I hope you forgive the snark, I get just plain pissed (and not in the Brit way) when I think about what BP did and what the Administration didn't.
From The Big MONEY:
Late last week, the Public Broadcasting Service took a break from tickling Elmo and tried to get funky with the Interwebs and this whole YouTube thing. PBS anchor Ray Suarez hosted "America Speaks to BP," an hour-long conversation with Bob Dudley, the gentleman ("President and CEO," to be precise) heading up the company's "Gulf Coast Restoration Organization." Dudley was on hand to answer or dodge any question the world's Netizens had about the ongoing catastrophe down N'walins way, and Suarez was there to moderate the conversation. We're not sure if it was a singular moment of corporate accountability, a perfect opportunity for an oil company to spread its spin far and wide, or just another ham-fisted attempt to figure out how to make the Internet work for the media instead of disrupting it.
The gimmick: the Web's interlocutors submitted their questions in text or video form, via Google (GOOG) and YouTube. You can watch the whole thing here. And for the record, it wasn't quite the awkward fiasco that was CNN's YouTube primary debates in 2008; in fact, there were more than a few tough questions. Still, it was hard to escape the suspicion that this was a lot of bells and whistles under the guise of Internet-enabled participatory democracy.
Nevertheless, the following moment was truly priceless. After a barrage of serious questions, Suarez showed Dudley this viral YouTube clip of BP execs haplessly scrambling to cope with the consequences of spilled coffee:...
...And Dudley—who claimed he hadn't seen the clip, despite the fact that 8 million people have watched it so far—got a chance to put on his sad face. Behold the glory of corporate spin in action, courtesy of everyone's favorite online video platform.
YouTube.
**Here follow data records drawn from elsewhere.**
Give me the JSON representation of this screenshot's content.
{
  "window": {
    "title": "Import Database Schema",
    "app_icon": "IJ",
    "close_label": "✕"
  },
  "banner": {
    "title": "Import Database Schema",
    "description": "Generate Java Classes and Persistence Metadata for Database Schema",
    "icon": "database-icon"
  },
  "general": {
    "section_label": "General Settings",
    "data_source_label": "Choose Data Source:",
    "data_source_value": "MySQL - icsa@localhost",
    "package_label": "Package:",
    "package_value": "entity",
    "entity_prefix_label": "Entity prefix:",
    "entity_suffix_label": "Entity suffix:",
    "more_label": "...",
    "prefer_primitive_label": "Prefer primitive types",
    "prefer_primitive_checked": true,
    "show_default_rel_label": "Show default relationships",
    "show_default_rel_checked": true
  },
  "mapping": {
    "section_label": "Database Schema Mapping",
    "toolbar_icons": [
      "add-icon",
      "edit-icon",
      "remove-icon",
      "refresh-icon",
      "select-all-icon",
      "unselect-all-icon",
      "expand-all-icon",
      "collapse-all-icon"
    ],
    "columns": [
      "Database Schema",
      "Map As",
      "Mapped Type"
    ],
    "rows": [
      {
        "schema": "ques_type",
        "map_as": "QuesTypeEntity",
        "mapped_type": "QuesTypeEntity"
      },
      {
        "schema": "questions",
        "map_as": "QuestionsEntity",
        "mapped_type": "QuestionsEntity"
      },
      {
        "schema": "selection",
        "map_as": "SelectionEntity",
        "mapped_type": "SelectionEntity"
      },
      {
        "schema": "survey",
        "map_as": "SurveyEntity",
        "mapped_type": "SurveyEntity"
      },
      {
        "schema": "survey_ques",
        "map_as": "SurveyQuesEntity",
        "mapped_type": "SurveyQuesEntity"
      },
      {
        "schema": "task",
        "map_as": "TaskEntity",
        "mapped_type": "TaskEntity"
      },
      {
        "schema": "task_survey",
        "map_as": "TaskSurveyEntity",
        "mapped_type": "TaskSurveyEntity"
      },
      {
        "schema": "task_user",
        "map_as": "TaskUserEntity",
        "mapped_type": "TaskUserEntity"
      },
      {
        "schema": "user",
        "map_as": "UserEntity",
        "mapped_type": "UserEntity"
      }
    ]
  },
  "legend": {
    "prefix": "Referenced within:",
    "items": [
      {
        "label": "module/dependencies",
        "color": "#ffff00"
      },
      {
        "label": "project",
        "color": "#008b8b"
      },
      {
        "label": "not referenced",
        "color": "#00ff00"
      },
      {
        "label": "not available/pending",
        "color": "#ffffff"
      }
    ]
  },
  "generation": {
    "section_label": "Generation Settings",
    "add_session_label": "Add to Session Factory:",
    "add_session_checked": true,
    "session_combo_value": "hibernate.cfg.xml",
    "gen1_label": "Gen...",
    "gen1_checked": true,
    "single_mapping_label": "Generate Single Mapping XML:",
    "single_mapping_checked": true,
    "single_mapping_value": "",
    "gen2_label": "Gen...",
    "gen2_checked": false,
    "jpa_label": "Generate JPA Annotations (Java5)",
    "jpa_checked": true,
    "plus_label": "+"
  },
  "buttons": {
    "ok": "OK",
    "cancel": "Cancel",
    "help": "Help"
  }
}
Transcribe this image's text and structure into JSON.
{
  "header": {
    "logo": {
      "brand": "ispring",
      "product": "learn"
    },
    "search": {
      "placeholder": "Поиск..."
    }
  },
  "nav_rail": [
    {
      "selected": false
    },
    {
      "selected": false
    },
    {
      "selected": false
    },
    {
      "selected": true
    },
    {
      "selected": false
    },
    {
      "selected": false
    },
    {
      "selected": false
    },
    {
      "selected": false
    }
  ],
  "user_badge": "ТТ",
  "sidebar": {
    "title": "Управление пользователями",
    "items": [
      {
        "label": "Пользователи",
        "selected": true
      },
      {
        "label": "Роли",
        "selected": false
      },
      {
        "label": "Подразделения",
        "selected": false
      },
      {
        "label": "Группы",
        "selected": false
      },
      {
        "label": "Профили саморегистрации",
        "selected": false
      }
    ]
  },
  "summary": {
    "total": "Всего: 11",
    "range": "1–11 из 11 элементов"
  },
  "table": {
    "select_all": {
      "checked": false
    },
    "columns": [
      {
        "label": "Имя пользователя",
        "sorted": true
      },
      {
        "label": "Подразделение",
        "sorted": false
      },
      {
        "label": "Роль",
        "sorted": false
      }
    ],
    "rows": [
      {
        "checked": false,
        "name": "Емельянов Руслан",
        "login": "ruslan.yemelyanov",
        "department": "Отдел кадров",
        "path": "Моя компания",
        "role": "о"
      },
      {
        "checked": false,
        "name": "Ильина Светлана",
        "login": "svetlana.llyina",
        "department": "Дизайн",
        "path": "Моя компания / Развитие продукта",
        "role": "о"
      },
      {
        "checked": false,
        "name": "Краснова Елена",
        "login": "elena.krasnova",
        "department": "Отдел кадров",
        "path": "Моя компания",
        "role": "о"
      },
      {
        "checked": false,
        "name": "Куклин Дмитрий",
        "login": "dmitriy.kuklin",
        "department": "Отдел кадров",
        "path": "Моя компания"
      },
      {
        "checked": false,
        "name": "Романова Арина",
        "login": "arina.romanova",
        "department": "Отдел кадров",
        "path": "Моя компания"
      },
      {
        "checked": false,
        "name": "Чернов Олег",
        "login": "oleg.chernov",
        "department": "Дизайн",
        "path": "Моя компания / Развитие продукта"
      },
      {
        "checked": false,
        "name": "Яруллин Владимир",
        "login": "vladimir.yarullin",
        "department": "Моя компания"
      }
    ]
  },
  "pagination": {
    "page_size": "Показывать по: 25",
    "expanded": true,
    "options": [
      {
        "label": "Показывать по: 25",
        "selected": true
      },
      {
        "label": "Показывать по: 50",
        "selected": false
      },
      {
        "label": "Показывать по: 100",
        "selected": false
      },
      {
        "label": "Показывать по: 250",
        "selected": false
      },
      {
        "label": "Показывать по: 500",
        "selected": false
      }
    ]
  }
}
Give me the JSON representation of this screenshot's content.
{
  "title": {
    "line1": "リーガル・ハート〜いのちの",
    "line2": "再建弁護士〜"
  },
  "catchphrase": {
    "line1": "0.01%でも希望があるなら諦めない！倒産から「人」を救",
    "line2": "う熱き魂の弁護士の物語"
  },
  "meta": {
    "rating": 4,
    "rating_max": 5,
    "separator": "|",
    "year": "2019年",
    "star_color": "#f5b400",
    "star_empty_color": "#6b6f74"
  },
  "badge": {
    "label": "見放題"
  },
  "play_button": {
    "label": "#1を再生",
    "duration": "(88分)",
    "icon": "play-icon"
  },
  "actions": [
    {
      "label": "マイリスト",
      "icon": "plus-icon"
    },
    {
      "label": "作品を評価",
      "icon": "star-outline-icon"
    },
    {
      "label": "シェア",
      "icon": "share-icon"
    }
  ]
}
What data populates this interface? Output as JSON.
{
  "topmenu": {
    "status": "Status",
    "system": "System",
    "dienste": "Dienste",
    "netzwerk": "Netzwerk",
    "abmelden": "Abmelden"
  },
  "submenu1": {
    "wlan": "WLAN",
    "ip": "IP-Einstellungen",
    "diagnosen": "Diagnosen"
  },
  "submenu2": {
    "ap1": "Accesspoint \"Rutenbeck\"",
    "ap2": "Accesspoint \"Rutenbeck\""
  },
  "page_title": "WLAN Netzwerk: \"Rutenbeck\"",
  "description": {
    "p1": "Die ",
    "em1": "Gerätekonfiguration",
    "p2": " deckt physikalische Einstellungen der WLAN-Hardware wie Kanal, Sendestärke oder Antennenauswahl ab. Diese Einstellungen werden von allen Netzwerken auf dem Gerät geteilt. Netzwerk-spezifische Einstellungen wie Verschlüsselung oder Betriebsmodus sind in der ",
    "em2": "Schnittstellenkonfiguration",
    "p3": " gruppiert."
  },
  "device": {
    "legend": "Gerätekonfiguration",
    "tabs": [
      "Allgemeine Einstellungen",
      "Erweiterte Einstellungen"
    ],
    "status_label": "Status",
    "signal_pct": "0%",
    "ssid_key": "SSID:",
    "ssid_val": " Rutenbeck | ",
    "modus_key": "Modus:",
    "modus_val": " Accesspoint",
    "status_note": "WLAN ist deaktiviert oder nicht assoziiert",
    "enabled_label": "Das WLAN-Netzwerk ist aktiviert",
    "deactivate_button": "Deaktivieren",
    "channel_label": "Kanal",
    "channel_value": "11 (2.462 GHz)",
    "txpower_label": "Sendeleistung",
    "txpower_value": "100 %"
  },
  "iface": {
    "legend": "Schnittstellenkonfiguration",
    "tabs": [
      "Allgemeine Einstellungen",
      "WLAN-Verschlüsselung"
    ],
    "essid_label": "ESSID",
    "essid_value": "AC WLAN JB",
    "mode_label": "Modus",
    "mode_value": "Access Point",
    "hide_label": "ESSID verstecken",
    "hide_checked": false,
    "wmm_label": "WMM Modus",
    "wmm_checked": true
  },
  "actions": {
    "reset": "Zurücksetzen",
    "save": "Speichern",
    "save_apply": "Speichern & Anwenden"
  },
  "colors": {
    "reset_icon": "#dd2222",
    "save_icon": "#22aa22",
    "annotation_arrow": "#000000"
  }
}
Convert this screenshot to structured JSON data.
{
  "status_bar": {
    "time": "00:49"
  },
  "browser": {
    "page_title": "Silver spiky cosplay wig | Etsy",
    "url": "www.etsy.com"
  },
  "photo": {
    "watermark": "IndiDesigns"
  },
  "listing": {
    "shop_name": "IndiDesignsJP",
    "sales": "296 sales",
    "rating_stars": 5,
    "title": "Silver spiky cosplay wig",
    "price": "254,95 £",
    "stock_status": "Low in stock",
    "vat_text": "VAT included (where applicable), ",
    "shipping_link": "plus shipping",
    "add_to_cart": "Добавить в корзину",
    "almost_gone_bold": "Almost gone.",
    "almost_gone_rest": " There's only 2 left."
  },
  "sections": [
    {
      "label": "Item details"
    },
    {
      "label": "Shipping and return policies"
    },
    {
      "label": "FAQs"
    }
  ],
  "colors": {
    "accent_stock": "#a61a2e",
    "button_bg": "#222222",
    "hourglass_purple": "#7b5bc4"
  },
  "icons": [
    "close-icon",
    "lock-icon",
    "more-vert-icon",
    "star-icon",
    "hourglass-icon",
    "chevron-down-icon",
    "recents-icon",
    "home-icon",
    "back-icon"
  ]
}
It's the greatest vehicle for democracy we've ever seen. Or it's just another way to spread bullshit all over the field. Or it's both.